### TASK ITEM
Whenever a line of the records below contains the word "총주문금액", copy that line.

********

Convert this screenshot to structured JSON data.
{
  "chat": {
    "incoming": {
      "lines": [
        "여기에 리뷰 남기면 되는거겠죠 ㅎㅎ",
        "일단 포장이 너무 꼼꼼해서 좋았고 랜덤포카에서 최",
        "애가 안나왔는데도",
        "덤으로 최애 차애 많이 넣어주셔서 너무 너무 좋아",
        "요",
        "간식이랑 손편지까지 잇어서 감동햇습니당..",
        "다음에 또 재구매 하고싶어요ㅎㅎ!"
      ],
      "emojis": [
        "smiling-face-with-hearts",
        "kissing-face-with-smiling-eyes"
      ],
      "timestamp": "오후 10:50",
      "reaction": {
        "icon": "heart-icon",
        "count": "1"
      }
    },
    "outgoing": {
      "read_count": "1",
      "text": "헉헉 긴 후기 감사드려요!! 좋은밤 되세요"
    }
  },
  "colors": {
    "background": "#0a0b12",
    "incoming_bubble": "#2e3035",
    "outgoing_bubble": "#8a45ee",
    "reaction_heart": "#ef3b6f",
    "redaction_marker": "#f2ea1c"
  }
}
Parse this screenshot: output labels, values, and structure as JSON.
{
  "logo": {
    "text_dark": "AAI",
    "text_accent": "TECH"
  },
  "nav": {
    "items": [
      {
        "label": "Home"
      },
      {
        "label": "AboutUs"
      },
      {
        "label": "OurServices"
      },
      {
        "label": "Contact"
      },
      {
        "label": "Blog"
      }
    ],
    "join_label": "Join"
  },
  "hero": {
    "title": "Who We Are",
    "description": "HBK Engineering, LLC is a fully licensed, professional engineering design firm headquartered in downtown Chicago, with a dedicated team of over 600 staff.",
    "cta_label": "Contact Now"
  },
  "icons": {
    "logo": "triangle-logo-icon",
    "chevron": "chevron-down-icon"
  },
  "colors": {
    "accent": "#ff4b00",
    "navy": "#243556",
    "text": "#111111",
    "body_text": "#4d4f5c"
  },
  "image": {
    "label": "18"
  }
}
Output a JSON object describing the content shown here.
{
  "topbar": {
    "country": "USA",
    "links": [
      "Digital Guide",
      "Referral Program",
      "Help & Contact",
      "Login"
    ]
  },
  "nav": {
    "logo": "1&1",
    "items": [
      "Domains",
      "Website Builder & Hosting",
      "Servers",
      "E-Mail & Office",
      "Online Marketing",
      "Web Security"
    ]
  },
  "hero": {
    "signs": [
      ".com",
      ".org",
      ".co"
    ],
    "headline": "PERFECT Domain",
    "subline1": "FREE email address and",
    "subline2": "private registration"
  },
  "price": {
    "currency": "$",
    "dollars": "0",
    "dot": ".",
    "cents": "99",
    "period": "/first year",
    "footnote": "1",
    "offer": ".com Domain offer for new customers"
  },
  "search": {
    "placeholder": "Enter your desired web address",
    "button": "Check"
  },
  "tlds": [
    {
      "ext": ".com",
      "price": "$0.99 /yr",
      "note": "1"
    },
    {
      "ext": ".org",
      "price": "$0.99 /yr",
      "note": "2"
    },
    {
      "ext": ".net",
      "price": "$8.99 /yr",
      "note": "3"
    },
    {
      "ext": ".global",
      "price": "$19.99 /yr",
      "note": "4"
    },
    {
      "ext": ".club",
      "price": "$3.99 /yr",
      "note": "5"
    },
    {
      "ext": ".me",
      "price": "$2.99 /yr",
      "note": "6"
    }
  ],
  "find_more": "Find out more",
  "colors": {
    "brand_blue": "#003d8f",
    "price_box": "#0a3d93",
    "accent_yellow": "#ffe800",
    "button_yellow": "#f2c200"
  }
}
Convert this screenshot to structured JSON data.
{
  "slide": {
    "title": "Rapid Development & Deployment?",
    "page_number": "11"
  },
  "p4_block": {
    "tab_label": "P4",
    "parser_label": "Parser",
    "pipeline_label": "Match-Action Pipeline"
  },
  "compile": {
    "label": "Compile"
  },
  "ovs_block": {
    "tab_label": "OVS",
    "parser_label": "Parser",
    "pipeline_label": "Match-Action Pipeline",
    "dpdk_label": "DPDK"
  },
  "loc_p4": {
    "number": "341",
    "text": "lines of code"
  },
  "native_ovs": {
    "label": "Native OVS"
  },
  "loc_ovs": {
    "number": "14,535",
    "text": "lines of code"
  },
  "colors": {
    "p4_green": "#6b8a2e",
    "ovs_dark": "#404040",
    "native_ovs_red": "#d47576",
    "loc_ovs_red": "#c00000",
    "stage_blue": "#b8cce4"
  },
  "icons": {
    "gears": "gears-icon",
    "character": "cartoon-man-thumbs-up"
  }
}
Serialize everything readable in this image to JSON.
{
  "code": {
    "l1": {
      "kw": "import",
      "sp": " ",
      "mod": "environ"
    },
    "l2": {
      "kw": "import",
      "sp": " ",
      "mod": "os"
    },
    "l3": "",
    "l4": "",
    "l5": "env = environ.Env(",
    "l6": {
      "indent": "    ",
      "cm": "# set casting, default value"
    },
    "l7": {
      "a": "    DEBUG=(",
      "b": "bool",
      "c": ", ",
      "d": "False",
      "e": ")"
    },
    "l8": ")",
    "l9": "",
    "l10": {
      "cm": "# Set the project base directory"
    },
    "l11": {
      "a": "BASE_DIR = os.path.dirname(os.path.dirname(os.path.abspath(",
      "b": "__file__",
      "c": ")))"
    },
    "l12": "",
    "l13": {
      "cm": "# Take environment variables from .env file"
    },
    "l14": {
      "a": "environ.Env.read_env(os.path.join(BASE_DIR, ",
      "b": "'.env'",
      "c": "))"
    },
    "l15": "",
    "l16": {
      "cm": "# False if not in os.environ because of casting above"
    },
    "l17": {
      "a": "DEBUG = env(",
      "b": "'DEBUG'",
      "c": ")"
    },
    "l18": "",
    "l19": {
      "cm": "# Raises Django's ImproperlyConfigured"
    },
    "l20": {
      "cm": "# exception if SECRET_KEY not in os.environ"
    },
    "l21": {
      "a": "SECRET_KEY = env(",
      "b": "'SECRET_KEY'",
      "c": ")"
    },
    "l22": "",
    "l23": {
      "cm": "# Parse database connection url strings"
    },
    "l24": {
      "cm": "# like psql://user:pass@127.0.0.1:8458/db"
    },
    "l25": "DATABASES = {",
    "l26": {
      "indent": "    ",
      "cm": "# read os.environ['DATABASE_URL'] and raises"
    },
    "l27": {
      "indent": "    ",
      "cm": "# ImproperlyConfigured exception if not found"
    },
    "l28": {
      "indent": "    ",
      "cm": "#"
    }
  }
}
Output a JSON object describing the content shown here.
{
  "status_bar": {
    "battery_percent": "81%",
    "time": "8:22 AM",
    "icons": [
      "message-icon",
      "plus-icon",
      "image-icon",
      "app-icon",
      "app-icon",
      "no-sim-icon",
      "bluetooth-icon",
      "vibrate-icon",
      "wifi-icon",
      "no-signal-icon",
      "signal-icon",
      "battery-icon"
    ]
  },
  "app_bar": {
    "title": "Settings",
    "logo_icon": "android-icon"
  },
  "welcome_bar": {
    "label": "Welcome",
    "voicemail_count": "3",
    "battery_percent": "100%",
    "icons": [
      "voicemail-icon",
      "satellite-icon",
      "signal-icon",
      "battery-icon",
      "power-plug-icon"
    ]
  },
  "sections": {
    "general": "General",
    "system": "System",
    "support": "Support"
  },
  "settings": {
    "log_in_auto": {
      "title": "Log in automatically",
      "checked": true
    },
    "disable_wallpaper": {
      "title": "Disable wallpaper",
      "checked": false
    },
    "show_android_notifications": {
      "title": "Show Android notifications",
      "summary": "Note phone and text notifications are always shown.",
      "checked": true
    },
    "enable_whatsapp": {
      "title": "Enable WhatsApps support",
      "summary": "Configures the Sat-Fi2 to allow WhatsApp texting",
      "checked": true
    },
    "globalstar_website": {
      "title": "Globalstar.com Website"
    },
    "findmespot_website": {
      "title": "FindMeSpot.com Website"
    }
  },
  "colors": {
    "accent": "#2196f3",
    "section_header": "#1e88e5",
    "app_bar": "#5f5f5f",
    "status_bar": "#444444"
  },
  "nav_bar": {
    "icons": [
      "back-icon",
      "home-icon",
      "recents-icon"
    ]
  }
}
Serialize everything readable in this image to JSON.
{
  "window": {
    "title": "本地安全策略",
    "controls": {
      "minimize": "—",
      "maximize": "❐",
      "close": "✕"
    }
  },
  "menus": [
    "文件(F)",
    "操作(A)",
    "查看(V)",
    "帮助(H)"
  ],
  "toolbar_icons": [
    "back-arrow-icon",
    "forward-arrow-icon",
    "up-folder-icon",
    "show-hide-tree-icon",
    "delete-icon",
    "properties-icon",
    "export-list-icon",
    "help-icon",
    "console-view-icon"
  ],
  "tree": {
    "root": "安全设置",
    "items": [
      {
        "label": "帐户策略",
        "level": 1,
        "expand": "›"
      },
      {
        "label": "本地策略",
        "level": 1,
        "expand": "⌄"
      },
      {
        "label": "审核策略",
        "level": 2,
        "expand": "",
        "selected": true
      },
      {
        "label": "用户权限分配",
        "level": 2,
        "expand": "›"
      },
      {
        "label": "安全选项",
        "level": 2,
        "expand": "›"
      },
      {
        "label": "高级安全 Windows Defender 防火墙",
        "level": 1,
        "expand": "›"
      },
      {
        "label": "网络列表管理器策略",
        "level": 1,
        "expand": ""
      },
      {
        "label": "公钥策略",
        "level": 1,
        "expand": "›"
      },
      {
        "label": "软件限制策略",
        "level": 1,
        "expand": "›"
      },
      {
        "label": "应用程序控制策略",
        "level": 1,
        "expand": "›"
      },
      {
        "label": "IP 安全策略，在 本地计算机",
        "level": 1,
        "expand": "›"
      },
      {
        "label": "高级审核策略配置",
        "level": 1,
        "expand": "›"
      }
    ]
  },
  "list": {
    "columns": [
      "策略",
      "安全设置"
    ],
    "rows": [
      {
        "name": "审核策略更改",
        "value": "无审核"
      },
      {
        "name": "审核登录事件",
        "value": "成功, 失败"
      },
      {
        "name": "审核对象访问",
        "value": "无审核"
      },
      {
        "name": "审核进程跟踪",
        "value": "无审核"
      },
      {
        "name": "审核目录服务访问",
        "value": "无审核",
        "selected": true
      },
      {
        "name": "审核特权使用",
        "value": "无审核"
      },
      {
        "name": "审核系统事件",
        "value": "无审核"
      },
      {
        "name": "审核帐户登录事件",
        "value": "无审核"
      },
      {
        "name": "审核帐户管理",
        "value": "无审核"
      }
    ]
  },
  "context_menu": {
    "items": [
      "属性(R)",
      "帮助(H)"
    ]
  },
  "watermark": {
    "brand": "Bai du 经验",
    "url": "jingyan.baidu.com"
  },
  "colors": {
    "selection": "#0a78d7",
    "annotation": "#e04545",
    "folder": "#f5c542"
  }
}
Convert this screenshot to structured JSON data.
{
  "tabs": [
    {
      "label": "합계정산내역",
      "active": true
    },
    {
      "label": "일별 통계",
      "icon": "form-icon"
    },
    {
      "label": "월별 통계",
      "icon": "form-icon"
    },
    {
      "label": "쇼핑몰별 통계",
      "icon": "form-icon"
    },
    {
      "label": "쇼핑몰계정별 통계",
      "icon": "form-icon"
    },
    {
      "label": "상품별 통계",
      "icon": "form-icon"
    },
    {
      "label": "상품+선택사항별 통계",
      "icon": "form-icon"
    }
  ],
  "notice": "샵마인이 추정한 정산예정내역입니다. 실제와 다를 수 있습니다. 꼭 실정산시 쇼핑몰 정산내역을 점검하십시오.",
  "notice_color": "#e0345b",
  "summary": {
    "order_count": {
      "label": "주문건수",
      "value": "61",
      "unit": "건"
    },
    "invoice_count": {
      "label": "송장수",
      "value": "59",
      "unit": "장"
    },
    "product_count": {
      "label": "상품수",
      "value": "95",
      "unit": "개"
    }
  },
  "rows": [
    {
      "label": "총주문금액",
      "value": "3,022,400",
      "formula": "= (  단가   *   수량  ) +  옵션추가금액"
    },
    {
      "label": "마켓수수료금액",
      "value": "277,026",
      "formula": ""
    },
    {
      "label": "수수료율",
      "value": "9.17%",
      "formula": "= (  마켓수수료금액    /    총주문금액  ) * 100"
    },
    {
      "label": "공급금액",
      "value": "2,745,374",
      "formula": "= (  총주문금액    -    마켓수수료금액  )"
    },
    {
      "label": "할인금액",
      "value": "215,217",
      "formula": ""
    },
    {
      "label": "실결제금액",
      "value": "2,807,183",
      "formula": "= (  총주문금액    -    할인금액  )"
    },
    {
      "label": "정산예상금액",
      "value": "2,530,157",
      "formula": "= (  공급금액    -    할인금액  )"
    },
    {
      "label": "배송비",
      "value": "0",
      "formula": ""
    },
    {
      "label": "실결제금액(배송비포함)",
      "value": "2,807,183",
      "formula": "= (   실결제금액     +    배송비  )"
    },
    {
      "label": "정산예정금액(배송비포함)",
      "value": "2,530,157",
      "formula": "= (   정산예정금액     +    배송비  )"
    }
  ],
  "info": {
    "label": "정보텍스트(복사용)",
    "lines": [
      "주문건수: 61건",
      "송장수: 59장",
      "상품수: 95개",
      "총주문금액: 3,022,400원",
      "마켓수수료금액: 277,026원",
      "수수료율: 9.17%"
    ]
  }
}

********

### ANSWER TO THIS TASK
      "label": "총주문금액",
      "formula": "= (  마켓수수료금액    /    총주문금액  ) * 100"
      "formula": "= (  총주문금액    -    마켓수수료금액  )"
      "formula": "= (  총주문금액    -    할인금액  )"
      "총주문금액: 3,022,400원",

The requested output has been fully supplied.